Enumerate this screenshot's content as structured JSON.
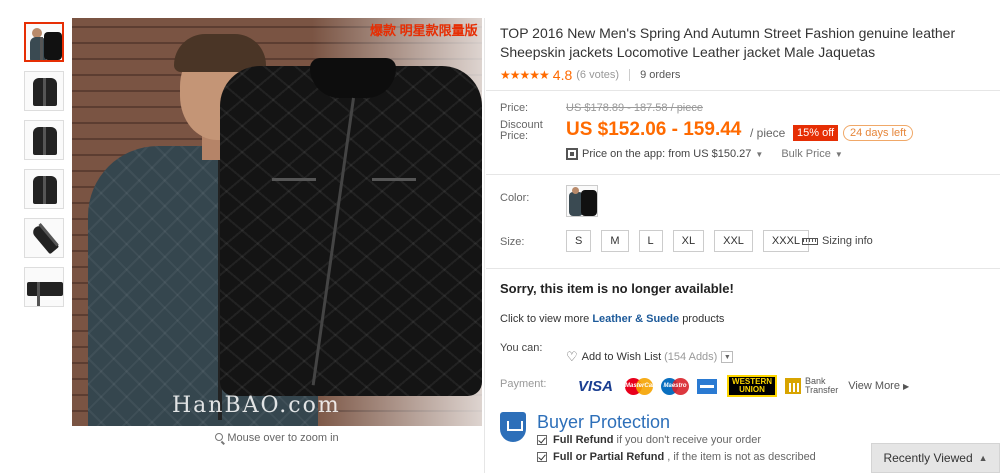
{
  "gallery": {
    "thumbnail_count": 6,
    "watermark": "HanBAO.com",
    "promo_tag": "爆款 明星款限量版",
    "zoom_hint": "Mouse over to zoom in"
  },
  "product": {
    "title": "TOP 2016 New Men's Spring And Autumn Street Fashion genuine leather Sheepskin jackets Locomotive Leather jacket Male Jaquetas",
    "stars": "★★★★★",
    "rating": "4.8",
    "votes": "(6 votes)",
    "orders": "9 orders"
  },
  "price": {
    "label": "Price:",
    "original": "US $178.89 - 187.58 / piece",
    "discount_label": "Discount Price:",
    "current": "US $152.06 - 159.44",
    "unit": "/ piece",
    "off_badge": "15% off",
    "days_left": "24 days left",
    "app_price": "Price on the app: from US $150.27",
    "bulk_price": "Bulk Price",
    "accent_color": "#ff6a00"
  },
  "options": {
    "color_label": "Color:",
    "size_label": "Size:",
    "sizes": [
      "S",
      "M",
      "L",
      "XL",
      "XXL",
      "XXXL"
    ],
    "sizing_info": "Sizing info"
  },
  "availability": {
    "message": "Sorry, this item is no longer available!",
    "view_more_prefix": "Click to view more",
    "category_link": "Leather & Suede",
    "view_more_suffix": "products"
  },
  "actions": {
    "you_can_label": "You can:",
    "wish_list": "Add to Wish List",
    "wish_count": "(154 Adds)"
  },
  "payment": {
    "label": "Payment:",
    "visa": "VISA",
    "mastercard": "MasterCard",
    "maestro": "Maestro",
    "western_union_top": "WESTERN",
    "western_union_bottom": "UNION",
    "bank_line1": "Bank",
    "bank_line2": "Transfer",
    "view_more": "View More"
  },
  "buyer_protection": {
    "title": "Buyer Protection",
    "line1_bold": "Full Refund",
    "line1_text": "if you don't receive your order",
    "line2_bold": "Full or Partial Refund",
    "line2_text": ", if the item is not as described",
    "color": "#2d6fb9"
  },
  "footer": {
    "recently_viewed": "Recently Viewed"
  }
}
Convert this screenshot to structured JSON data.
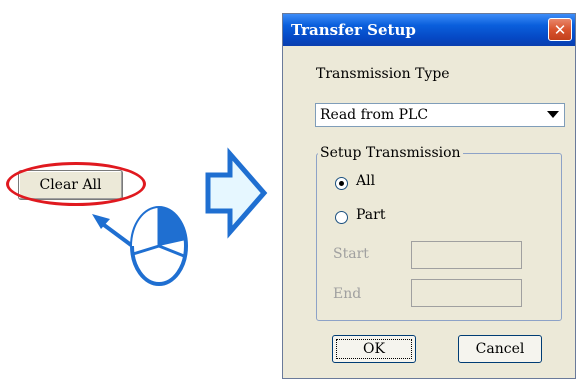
{
  "left": {
    "clear_all_label": "Clear All"
  },
  "dialog": {
    "title": "Transfer Setup",
    "close_symbol": "✕",
    "transmission_type_label": "Transmission Type",
    "transmission_type_value": "Read from PLC",
    "setup_group_label": "Setup Transmission",
    "option_all_label": "All",
    "option_part_label": "Part",
    "selected_option": "All",
    "start_label": "Start",
    "end_label": "End",
    "ok_label": "OK",
    "cancel_label": "Cancel"
  },
  "icons": [
    "mouse-click-icon",
    "right-arrow-icon",
    "dropdown-arrow-icon",
    "close-icon"
  ],
  "colors": {
    "highlight_red": "#e0191f",
    "arrow_blue": "#1f6fd1",
    "arrow_fill": "#e6f7ff",
    "titlebar_blue": "#0a5fdc",
    "dialog_bg": "#ece9d8"
  }
}
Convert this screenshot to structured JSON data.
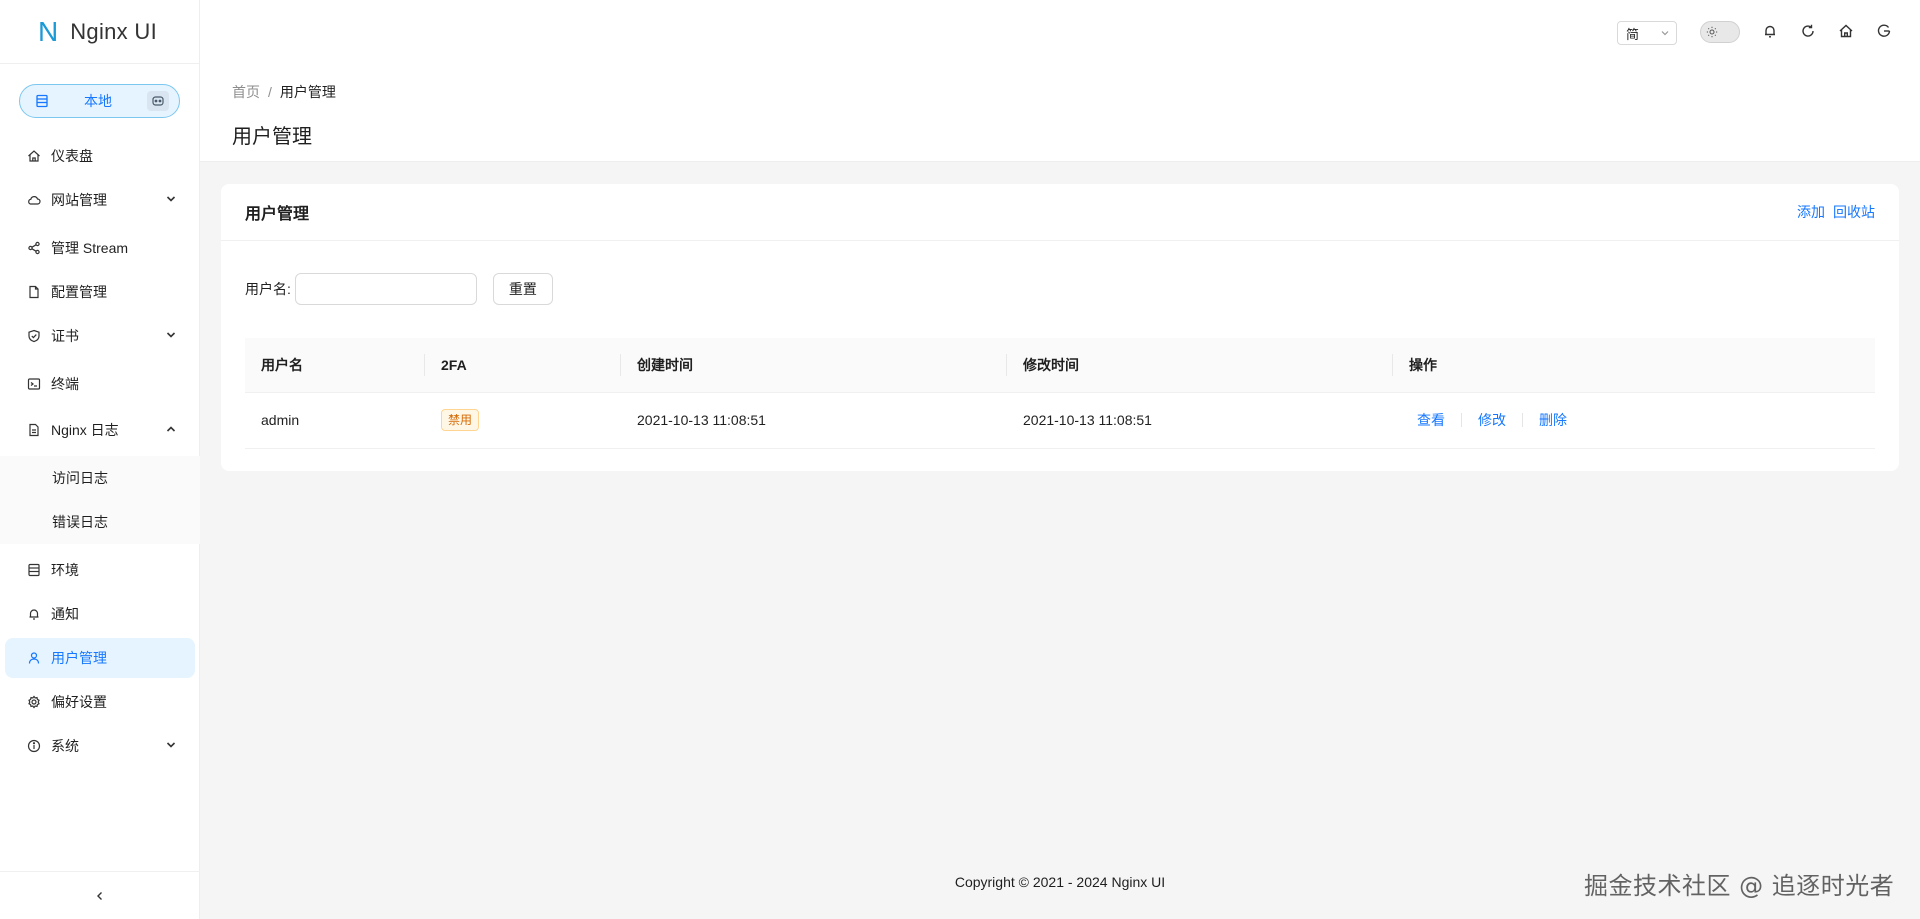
{
  "app": {
    "logo_mark": "N",
    "name": "Nginx UI"
  },
  "env": {
    "label": "本地"
  },
  "sidebar": {
    "items": [
      {
        "label": "仪表盘"
      },
      {
        "label": "网站管理"
      },
      {
        "label": "管理 Stream"
      },
      {
        "label": "配置管理"
      },
      {
        "label": "证书"
      },
      {
        "label": "终端"
      },
      {
        "label": "Nginx 日志"
      },
      {
        "label": "访问日志"
      },
      {
        "label": "错误日志"
      },
      {
        "label": "环境"
      },
      {
        "label": "通知"
      },
      {
        "label": "用户管理"
      },
      {
        "label": "偏好设置"
      },
      {
        "label": "系统"
      }
    ]
  },
  "header": {
    "language": "简"
  },
  "breadcrumb": {
    "home": "首页",
    "separator": "/",
    "current": "用户管理"
  },
  "page": {
    "title": "用户管理"
  },
  "card": {
    "title": "用户管理",
    "add": "添加",
    "trash": "回收站",
    "search": {
      "label": "用户名:",
      "value": "",
      "reset": "重置"
    },
    "table": {
      "columns": [
        "用户名",
        "2FA",
        "创建时间",
        "修改时间",
        "操作"
      ],
      "rows": [
        {
          "username": "admin",
          "twofa": "禁用",
          "created": "2021-10-13 11:08:51",
          "updated": "2021-10-13 11:08:51",
          "actions": {
            "view": "查看",
            "edit": "修改",
            "delete": "删除"
          }
        }
      ]
    }
  },
  "footer": {
    "copyright": "Copyright © 2021 - 2024 Nginx UI"
  },
  "watermark": "掘金技术社区 @ 追逐时光者",
  "colors": {
    "primary": "#1677ff",
    "logo": "#1c9ad6",
    "tag_warn": "#d46b08"
  }
}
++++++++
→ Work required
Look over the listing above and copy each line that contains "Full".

→ Task response
    "line1_bold": "Full Refund",
    "line2_bold": "Full or Partial Refund",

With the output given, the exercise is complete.